Given information.
+===+

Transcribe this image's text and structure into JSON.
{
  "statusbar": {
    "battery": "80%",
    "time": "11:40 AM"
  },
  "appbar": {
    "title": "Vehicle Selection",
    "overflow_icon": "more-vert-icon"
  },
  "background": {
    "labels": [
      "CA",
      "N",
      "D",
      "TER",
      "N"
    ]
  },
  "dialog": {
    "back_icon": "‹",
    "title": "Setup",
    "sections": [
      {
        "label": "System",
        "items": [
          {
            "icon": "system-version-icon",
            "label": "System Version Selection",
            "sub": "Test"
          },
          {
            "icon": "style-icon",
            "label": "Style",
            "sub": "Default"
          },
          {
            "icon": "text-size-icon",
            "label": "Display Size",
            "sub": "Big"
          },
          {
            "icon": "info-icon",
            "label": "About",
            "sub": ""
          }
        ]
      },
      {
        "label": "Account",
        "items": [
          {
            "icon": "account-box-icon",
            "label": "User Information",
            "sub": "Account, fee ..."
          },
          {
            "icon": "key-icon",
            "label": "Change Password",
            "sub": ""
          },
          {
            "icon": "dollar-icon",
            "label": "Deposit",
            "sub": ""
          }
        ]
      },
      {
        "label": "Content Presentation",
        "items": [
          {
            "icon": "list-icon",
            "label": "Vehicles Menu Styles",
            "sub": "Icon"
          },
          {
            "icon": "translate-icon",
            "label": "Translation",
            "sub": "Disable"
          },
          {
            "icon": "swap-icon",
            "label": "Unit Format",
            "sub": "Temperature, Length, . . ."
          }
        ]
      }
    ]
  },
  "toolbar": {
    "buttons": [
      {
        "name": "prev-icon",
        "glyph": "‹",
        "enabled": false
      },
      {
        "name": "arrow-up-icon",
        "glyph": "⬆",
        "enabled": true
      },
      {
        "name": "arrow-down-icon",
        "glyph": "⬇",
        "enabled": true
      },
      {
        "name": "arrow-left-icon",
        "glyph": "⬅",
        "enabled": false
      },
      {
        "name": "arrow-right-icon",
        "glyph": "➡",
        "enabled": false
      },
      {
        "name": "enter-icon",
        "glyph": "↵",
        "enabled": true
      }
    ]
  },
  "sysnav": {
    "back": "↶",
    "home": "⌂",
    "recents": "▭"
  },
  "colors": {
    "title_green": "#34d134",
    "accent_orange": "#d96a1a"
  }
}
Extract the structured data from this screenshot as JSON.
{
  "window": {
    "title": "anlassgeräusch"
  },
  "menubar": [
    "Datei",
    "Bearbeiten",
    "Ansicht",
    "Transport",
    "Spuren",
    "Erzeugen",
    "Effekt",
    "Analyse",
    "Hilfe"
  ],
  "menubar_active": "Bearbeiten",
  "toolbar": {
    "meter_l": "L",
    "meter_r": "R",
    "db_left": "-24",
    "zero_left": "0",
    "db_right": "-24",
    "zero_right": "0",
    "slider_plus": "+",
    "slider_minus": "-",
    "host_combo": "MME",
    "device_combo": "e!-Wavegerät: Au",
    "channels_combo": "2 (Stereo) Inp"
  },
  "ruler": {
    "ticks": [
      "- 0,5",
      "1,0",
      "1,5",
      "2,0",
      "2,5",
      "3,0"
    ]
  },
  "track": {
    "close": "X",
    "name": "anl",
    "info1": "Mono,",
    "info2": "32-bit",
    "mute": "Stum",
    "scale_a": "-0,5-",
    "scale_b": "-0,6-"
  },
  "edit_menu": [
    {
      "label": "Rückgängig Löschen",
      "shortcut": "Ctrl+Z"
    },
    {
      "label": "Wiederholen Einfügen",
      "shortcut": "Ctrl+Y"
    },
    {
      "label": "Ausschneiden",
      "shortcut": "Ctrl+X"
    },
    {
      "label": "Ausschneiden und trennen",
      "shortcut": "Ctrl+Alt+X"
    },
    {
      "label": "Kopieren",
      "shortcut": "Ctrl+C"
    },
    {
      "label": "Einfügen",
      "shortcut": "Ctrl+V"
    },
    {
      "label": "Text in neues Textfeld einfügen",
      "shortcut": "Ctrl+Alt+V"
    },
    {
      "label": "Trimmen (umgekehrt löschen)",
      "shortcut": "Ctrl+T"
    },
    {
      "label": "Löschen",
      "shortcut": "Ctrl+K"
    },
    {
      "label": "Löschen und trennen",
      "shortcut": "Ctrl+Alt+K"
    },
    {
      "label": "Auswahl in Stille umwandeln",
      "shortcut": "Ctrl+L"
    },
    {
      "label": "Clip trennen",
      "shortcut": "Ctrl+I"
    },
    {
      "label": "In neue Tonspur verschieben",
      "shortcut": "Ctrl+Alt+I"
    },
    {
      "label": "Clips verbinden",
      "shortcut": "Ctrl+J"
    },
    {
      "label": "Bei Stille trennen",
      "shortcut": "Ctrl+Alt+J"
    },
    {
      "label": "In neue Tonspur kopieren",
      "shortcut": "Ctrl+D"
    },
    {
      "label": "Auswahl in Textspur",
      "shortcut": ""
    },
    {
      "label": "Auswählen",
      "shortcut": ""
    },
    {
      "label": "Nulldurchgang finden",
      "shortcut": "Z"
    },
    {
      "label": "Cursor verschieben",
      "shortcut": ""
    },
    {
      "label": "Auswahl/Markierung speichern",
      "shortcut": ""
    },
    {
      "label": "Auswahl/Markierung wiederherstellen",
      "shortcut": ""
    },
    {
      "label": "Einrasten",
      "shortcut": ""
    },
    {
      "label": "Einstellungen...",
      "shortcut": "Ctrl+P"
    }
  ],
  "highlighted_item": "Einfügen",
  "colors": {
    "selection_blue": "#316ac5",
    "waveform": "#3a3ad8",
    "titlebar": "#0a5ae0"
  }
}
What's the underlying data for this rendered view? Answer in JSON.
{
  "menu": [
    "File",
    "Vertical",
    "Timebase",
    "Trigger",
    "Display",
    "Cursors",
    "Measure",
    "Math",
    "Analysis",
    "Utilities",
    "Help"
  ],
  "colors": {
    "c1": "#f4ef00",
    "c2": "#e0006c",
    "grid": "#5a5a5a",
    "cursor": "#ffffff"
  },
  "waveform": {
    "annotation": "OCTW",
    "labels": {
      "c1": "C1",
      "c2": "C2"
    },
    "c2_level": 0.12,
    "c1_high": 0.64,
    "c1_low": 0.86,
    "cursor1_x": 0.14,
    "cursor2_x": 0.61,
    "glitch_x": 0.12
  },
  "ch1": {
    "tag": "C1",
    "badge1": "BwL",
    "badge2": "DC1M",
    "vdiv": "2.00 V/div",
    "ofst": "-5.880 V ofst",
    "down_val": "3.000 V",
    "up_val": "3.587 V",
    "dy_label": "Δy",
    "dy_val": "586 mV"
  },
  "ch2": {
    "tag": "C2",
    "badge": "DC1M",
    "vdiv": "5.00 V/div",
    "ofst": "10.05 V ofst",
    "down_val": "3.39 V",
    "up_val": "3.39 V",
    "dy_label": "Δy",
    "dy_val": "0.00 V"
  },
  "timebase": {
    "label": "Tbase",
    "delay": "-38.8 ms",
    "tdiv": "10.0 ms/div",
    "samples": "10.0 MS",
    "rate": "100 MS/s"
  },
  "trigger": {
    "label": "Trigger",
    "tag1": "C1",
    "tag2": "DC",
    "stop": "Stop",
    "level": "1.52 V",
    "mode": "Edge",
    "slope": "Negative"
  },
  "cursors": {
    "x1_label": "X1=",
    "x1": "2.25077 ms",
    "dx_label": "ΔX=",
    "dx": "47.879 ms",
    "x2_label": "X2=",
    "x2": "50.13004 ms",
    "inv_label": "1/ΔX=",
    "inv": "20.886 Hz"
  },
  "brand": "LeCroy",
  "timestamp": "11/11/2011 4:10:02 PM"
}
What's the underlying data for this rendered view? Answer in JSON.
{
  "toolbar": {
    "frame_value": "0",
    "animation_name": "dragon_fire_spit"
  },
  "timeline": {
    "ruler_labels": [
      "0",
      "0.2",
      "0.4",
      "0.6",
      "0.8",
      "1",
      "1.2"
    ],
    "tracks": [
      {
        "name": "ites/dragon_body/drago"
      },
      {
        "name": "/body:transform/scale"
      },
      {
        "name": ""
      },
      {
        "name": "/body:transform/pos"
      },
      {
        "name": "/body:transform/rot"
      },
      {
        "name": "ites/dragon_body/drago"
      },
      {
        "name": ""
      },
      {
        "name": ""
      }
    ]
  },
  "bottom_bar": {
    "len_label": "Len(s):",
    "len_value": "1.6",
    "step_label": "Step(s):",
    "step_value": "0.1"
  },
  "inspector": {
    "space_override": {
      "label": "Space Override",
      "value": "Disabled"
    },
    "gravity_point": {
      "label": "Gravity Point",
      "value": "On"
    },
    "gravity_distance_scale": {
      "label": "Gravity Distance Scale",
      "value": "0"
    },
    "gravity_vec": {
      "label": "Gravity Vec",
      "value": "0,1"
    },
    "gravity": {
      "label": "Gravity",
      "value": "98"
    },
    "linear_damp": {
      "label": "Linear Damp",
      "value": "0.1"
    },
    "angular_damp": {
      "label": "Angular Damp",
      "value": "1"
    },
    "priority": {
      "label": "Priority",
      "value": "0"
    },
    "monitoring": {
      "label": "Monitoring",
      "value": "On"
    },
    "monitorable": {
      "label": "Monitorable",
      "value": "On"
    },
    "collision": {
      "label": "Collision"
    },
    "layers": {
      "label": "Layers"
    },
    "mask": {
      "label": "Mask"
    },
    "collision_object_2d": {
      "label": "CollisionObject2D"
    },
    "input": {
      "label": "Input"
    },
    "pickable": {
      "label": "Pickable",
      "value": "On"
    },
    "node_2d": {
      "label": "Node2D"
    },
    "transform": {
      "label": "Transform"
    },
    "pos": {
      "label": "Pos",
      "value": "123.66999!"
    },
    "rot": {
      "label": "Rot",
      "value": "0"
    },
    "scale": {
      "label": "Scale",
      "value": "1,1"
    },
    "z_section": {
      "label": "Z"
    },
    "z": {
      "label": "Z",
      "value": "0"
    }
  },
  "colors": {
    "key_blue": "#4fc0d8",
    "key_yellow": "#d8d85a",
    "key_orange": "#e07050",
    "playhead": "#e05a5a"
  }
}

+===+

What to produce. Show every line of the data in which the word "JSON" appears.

Reply to the exercise.
Transcribe this image's text and structure into JSON.
Extract the structured data from this screenshot as JSON.
What's the underlying data for this rendered view? Answer in JSON.
What's the underlying data for this rendered view? Answer in JSON.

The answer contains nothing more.